◆ WHAT TO DO ◆
Copy every record below, exactly as written.

◆ DATA LISTING ◆
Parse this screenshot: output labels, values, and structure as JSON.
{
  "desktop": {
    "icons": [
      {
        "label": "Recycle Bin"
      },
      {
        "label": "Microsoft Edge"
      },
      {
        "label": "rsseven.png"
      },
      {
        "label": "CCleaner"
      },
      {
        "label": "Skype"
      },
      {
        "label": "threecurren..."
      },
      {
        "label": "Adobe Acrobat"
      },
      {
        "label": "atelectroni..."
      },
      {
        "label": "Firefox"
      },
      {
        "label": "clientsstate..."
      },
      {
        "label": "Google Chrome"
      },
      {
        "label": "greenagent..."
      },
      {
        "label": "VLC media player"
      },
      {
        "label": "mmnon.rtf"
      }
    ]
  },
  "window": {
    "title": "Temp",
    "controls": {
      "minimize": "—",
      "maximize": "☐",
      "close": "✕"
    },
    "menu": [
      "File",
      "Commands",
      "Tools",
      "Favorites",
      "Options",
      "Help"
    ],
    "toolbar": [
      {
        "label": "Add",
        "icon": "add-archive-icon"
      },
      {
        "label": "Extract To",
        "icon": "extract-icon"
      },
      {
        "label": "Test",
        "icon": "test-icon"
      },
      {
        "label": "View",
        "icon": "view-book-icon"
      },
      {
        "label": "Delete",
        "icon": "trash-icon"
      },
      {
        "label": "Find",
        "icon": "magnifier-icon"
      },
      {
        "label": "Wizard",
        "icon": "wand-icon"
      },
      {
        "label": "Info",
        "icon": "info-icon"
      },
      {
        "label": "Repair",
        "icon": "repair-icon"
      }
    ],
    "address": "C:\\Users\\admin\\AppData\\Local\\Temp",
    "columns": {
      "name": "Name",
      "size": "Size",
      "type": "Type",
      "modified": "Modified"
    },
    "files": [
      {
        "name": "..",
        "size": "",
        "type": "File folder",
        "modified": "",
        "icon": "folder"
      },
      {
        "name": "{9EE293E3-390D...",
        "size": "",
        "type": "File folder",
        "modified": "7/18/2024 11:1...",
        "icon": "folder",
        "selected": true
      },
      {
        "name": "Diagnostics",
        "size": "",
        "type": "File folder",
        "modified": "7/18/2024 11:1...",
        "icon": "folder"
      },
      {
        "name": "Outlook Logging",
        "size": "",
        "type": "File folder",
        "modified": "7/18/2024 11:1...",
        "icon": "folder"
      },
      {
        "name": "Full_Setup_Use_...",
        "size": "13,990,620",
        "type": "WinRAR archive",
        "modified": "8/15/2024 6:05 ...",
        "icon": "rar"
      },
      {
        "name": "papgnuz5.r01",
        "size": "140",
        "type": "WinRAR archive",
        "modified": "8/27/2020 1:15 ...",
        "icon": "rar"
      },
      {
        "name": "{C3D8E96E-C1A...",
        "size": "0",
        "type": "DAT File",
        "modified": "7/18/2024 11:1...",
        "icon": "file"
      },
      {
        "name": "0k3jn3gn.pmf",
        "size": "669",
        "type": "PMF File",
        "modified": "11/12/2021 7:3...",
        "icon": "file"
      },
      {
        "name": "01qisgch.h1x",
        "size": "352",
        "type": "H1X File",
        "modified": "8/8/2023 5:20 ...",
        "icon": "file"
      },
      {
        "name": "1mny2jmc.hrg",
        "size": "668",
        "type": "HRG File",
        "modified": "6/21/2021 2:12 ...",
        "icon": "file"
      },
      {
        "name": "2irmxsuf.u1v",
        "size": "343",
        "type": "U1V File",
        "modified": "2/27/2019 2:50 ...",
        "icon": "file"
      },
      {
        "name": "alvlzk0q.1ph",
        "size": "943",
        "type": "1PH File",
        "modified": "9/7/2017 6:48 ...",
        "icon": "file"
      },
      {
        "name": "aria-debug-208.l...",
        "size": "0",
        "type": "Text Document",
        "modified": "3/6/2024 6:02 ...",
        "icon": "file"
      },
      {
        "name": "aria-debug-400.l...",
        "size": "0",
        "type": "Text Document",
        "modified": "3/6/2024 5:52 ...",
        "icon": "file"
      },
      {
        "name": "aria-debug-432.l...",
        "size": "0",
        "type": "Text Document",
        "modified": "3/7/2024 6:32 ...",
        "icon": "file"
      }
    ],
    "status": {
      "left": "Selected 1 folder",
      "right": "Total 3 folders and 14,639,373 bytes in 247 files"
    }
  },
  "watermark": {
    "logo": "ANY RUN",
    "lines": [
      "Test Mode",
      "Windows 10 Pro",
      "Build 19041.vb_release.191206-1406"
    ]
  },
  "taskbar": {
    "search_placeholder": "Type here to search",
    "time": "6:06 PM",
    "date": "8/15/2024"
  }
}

◆ YOUR SOLUTION ◆
Parse this screenshot: output labels, values, and structure as JSON.
{
  "desktop": {
    "icons": [
      {
        "label": "Recycle Bin"
      },
      {
        "label": "Microsoft Edge"
      },
      {
        "label": "rsseven.png"
      },
      {
        "label": "CCleaner"
      },
      {
        "label": "Skype"
      },
      {
        "label": "threecurren..."
      },
      {
        "label": "Adobe Acrobat"
      },
      {
        "label": "atelectroni..."
      },
      {
        "label": "Firefox"
      },
      {
        "label": "clientsstate..."
      },
      {
        "label": "Google Chrome"
      },
      {
        "label": "greenagent..."
      },
      {
        "label": "VLC media player"
      },
      {
        "label": "mmnon.rtf"
      }
    ]
  },
  "window": {
    "title": "Temp",
    "controls": {
      "minimize": "—",
      "maximize": "☐",
      "close": "✕"
    },
    "menu": [
      "File",
      "Commands",
      "Tools",
      "Favorites",
      "Options",
      "Help"
    ],
    "toolbar": [
      {
        "label": "Add",
        "icon": "add-archive-icon"
      },
      {
        "label": "Extract To",
        "icon": "extract-icon"
      },
      {
        "label": "Test",
        "icon": "test-icon"
      },
      {
        "label": "View",
        "icon": "view-book-icon"
      },
      {
        "label": "Delete",
        "icon": "trash-icon"
      },
      {
        "label": "Find",
        "icon": "magnifier-icon"
      },
      {
        "label": "Wizard",
        "icon": "wand-icon"
      },
      {
        "label": "Info",
        "icon": "info-icon"
      },
      {
        "label": "Repair",
        "icon": "repair-icon"
      }
    ],
    "address": "C:\\Users\\admin\\AppData\\Local\\Temp",
    "columns": {
      "name": "Name",
      "size": "Size",
      "type": "Type",
      "modified": "Modified"
    },
    "files": [
      {
        "name": "..",
        "size": "",
        "type": "File folder",
        "modified": "",
        "icon": "folder"
      },
      {
        "name": "{9EE293E3-390D...",
        "size": "",
        "type": "File folder",
        "modified": "7/18/2024 11:1...",
        "icon": "folder",
        "selected": true
      },
      {
        "name": "Diagnostics",
        "size": "",
        "type": "File folder",
        "modified": "7/18/2024 11:1...",
        "icon": "folder"
      },
      {
        "name": "Outlook Logging",
        "size": "",
        "type": "File folder",
        "modified": "7/18/2024 11:1...",
        "icon": "folder"
      },
      {
        "name": "Full_Setup_Use_...",
        "size": "13,990,620",
        "type": "WinRAR archive",
        "modified": "8/15/2024 6:05 ...",
        "icon": "rar"
      },
      {
        "name": "papgnuz5.r01",
        "size": "140",
        "type": "WinRAR archive",
        "modified": "8/27/2020 1:15 ...",
        "icon": "rar"
      },
      {
        "name": "{C3D8E96E-C1A...",
        "size": "0",
        "type": "DAT File",
        "modified": "7/18/2024 11:1...",
        "icon": "file"
      },
      {
        "name": "0k3jn3gn.pmf",
        "size": "669",
        "type": "PMF File",
        "modified": "11/12/2021 7:3...",
        "icon": "file"
      },
      {
        "name": "01qisgch.h1x",
        "size": "352",
        "type": "H1X File",
        "modified": "8/8/2023 5:20 ...",
        "icon": "file"
      },
      {
        "name": "1mny2jmc.hrg",
        "size": "668",
        "type": "HRG File",
        "modified": "6/21/2021 2:12 ...",
        "icon": "file"
      },
      {
        "name": "2irmxsuf.u1v",
        "size": "343",
        "type": "U1V File",
        "modified": "2/27/2019 2:50 ...",
        "icon": "file"
      },
      {
        "name": "alvlzk0q.1ph",
        "size": "943",
        "type": "1PH File",
        "modified": "9/7/2017 6:48 ...",
        "icon": "file"
      },
      {
        "name": "aria-debug-208.l...",
        "size": "0",
        "type": "Text Document",
        "modified": "3/6/2024 6:02 ...",
        "icon": "file"
      },
      {
        "name": "aria-debug-400.l...",
        "size": "0",
        "type": "Text Document",
        "modified": "3/6/2024 5:52 ...",
        "icon": "file"
      },
      {
        "name": "aria-debug-432.l...",
        "size": "0",
        "type": "Text Document",
        "modified": "3/7/2024 6:32 ...",
        "icon": "file"
      }
    ],
    "status": {
      "left": "Selected 1 folder",
      "right": "Total 3 folders and 14,639,373 bytes in 247 files"
    }
  },
  "watermark": {
    "logo": "ANY RUN",
    "lines": [
      "Test Mode",
      "Windows 10 Pro",
      "Build 19041.vb_release.191206-1406"
    ]
  },
  "taskbar": {
    "search_placeholder": "Type here to search",
    "time": "6:06 PM",
    "date": "8/15/2024"
  }
}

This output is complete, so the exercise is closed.